Sunday, November 25, 2012

The Latest Israeli-Palestinian War: You Be the Judge

By Tom Kando

By now, most people are well informed about the latest fight between the Israelis and the Palestinians:

1. The trigger was the assassination by Israel  of Ahmed Jabari, a Hamas military leader. In retaliation, Hamas  started  to lob hundreds of rockets from Gaza onto Israel. In return, Israel began the massive  bombing of Gaza.            

2. As usual, the death toll has been  lopsided:  half a dozen Israelis vs. more than 160 Palestinians. Every Israeli death is avenged by more than 20 Palestinian deaths.

3. Using this criterion leads one to condemn Israel more harshly than Hamas. One moral measure has always been: he who kills the most is the most evil.

4. But the uneven death count is purely the result of uneven technology. Hamas’ (Iranian) rockets are just not very good (yet), and Israel’s “Iron Dome” defensive shield did a good job at deflecting 90% of the rockets. The low Israeli death toll is not for want of trying by Hamas. If Hamas could, it would wipe out all six million Israeli Jews. Their rockets are most certainly aimed indiscriminately at cities, hospitals, schools, children, hotels, etc. Don’t tell me that one side’s actions are morally superior to the other’s. Every day, hundreds of rockets rained down on Israel, even reaching Tel Aviv and Jerusalem. As President Obama said on November 18, “There's no country on Earth that would tolerate missiles raining down on its citizens from outside its borders.”

5. Then  there is history - another moral criterion:    Who has more historical right to “the turf” over which they have been fighting since  1948 - and  before?  For some information about this, check out my August, 2011 post: Israel and Palestine: Whose Turf is it?

1948 was  a disaster  for the Palestinians: hundreds of thousands of them were expelled from what became Israel, and hundreds of thousands more left  of their own volition, anticipating returning immediately after Israel’s defeat - which did not occur. Sixty years later, those hundreds of thousands of refugees have turned  into millions. One of the Palestinians’ demands is the “Right of  Return.” How could this happen, without undoing the Jewish state?

Even if you take the position that Israel and Zionism were  a mistake, it’s too late to go into reverse. Israel exists. No reasonable person  can advocate abolishing Israel. So this renders history (and my 2011 blog post)  irrelevant.

6. The present bloody flare-up, the plight of Gaza and the shenanigans on the West Bank: Israel’s blockade of Gaza is wrong, as are the  appalling living conditions of  those desperate people.  Continuing to build  Jewish settlements in Palestinian territory on the  West Bank is also wrong.

7. This way, things can only get worse.
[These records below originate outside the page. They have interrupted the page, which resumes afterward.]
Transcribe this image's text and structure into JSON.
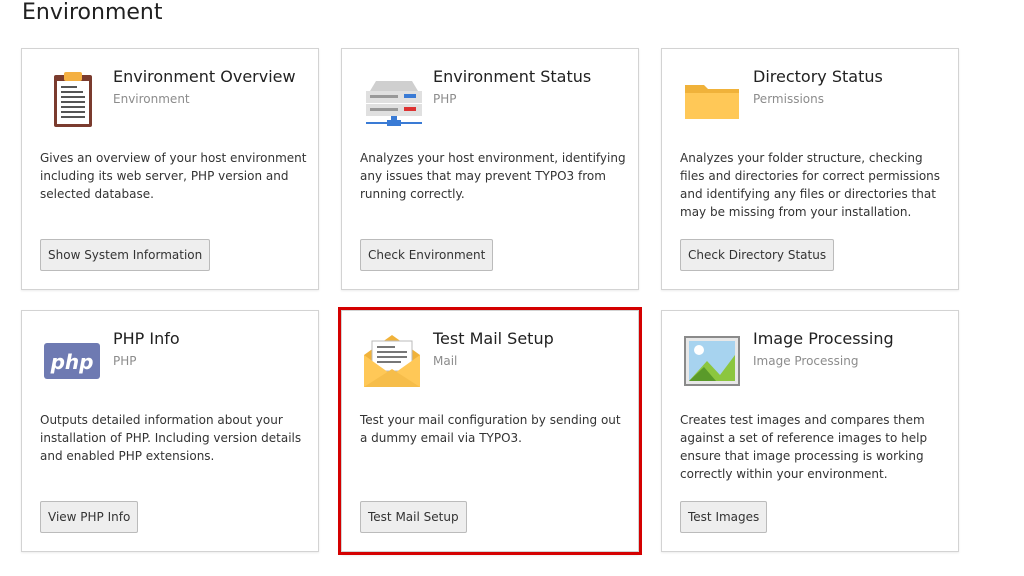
{
  "page": {
    "title": "Environment"
  },
  "cards": [
    {
      "title": "Environment Overview",
      "subtitle": "Environment",
      "description": "Gives an overview of your host environment including its web server, PHP version and selected database.",
      "button": "Show System Information",
      "icon": "clipboard-icon"
    },
    {
      "title": "Environment Status",
      "subtitle": "PHP",
      "description": "Analyzes your host environment, identifying any issues that may prevent TYPO3 from running correctly.",
      "button": "Check Environment",
      "icon": "server-icon"
    },
    {
      "title": "Directory Status",
      "subtitle": "Permissions",
      "description": "Analyzes your folder structure, checking files and directories for correct permissions and identifying any files or directories that may be missing from your installation.",
      "button": "Check Directory Status",
      "icon": "folder-icon"
    },
    {
      "title": "PHP Info",
      "subtitle": "PHP",
      "description": "Outputs detailed information about your installation of PHP. Including version details and enabled PHP extensions.",
      "button": "View PHP Info",
      "icon": "php-logo-icon",
      "icon_text": "php"
    },
    {
      "title": "Test Mail Setup",
      "subtitle": "Mail",
      "description": "Test your mail configuration by sending out a dummy email via TYPO3.",
      "button": "Test Mail Setup",
      "icon": "envelope-icon"
    },
    {
      "title": "Image Processing",
      "subtitle": "Image Processing",
      "description": "Creates test images and compares them against a set of reference images to help ensure that image processing is working correctly within your environment.",
      "button": "Test Images",
      "icon": "image-icon"
    }
  ],
  "colors": {
    "highlight": "#d40000",
    "folder": "#ffc857",
    "php": "#6e7ab2",
    "clipboard": "#7a3b2e"
  }
}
One worry is that Arab politics are becoming more and more “Islamized.”  “Islamism” and Sharia law are  ascendant, meaning that Islam is increasingly  becoming not only a religion but also as a political ideology, somehow an  antidote to Western influence. Regression towards theocracy  and the growing role of religion in politics are worrisome.  The separation of Church and State and the secularization of politics are one of the Western world’s  great accomplishments. It took the French Revolution, the American Revolution,  and other revolutions to achieve this. Hopefully, the infusion of religion into politics by “Islamism” will in time become as  harmless as the role of religion is in  European political parties which still call themselves “Christian Democratic,” but are in fact largely secular.

8. The “Peace Process:” it isn’t clear whether this is a never-ending quest, an illusion, an unsolvable problem. Equally unclear  is why this is primarily a  US responsibility. Do not other countries have as much   at stake in the Middle East?

9. There  is only one reasonable solution: TWO STATES. What part of TWO  STATES don’t they understand?  Of course, the devil is in the details. Right of Return, West Bank settlements, land swaps, etc. A myriad details must  be worked out. But those are working points, and they ARE solvable.

I have just mentioned some of the considerations which   lead so many of us  to CONDEMN one side or the other. Condemnation is  unproductive, yet that is what we  mostly do. So instead, why don’t you judge things for yourself. leave comment here